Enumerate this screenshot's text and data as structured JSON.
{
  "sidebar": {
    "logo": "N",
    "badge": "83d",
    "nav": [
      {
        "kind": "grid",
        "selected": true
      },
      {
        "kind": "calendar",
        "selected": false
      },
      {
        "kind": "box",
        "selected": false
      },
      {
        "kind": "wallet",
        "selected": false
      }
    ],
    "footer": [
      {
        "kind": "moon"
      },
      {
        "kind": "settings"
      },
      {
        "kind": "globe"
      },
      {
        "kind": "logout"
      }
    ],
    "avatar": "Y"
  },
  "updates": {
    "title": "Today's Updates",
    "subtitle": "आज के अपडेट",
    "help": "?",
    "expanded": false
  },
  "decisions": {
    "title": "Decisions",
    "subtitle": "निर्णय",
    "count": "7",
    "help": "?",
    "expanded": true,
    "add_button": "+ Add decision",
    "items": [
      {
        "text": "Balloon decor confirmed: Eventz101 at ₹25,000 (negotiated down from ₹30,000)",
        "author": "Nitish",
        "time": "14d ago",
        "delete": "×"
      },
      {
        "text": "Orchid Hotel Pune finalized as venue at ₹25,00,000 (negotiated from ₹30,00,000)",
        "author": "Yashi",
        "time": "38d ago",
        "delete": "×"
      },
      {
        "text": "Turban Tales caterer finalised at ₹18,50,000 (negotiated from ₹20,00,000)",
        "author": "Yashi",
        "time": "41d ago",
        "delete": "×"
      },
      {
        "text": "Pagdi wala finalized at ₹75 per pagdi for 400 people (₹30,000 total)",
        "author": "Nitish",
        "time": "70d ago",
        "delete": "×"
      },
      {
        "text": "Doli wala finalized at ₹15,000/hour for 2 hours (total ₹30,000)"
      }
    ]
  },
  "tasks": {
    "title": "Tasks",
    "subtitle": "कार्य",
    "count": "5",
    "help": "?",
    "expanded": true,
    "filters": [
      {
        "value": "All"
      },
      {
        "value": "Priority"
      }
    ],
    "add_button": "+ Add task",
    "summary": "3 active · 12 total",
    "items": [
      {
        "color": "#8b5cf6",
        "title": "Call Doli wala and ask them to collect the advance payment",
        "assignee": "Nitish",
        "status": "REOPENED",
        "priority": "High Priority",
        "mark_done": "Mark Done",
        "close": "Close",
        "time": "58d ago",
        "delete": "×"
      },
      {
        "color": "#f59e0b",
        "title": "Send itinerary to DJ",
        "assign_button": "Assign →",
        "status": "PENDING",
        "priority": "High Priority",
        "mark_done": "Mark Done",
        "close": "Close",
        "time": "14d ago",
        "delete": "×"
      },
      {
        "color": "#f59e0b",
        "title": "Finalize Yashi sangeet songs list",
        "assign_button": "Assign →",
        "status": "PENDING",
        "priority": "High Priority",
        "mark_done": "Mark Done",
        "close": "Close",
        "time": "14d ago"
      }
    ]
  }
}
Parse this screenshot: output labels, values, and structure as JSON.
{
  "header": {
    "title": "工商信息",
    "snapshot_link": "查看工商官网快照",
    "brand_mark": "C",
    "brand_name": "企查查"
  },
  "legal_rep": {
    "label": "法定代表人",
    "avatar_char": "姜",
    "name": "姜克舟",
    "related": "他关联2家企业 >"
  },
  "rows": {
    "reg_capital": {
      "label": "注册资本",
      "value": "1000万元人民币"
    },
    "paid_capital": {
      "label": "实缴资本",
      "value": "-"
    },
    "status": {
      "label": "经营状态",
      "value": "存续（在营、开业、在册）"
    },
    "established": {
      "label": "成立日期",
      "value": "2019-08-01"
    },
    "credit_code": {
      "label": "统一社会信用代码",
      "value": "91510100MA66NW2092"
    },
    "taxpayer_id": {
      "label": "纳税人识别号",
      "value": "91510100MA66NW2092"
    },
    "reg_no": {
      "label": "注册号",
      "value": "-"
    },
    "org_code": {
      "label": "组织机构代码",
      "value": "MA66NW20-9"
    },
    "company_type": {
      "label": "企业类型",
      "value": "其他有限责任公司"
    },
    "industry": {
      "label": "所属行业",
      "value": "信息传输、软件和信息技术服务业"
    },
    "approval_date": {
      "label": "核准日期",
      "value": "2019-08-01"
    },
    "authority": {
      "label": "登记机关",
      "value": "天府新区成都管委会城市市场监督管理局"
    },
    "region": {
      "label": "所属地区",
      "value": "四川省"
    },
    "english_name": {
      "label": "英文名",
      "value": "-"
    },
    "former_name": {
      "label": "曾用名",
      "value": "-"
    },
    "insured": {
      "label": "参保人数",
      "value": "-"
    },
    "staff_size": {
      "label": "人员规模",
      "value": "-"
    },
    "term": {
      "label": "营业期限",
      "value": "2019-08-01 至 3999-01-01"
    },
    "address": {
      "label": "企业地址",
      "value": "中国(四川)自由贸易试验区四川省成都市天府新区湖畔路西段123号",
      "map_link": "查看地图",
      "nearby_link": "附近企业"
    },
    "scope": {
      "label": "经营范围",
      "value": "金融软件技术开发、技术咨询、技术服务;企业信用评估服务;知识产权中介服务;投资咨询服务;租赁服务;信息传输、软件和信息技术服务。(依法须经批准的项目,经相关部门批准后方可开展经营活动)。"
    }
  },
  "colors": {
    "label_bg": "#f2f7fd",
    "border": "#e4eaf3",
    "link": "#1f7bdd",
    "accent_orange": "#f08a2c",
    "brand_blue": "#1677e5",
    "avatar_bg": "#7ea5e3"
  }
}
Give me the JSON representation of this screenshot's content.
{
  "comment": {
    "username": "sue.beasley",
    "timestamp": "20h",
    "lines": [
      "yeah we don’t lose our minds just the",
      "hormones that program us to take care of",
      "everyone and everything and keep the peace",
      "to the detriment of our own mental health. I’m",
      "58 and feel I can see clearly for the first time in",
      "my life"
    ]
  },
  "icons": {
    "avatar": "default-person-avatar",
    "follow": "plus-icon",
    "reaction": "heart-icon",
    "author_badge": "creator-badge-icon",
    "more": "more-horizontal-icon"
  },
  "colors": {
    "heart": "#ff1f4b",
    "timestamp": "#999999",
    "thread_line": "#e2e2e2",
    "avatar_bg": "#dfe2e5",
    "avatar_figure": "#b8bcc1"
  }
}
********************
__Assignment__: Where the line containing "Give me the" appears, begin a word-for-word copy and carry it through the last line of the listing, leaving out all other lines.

__Response area__:
Give me the JSON representation of this screenshot's content.
{
  "comment": {
    "username": "sue.beasley",
    "timestamp": "20h",
    "lines": [
      "yeah we don’t lose our minds just the",
      "hormones that program us to take care of",
      "everyone and everything and keep the peace",
      "to the detriment of our own mental health. I’m",
      "58 and feel I can see clearly for the first time in",
      "my life"
    ]
  },
  "icons": {
    "avatar": "default-person-avatar",
    "follow": "plus-icon",
    "reaction": "heart-icon",
    "author_badge": "creator-badge-icon",
    "more": "more-horizontal-icon"
  },
  "colors": {
    "heart": "#ff1f4b",
    "timestamp": "#999999",
    "thread_line": "#e2e2e2",
    "avatar_bg": "#dfe2e5",
    "avatar_figure": "#b8bcc1"
  }
}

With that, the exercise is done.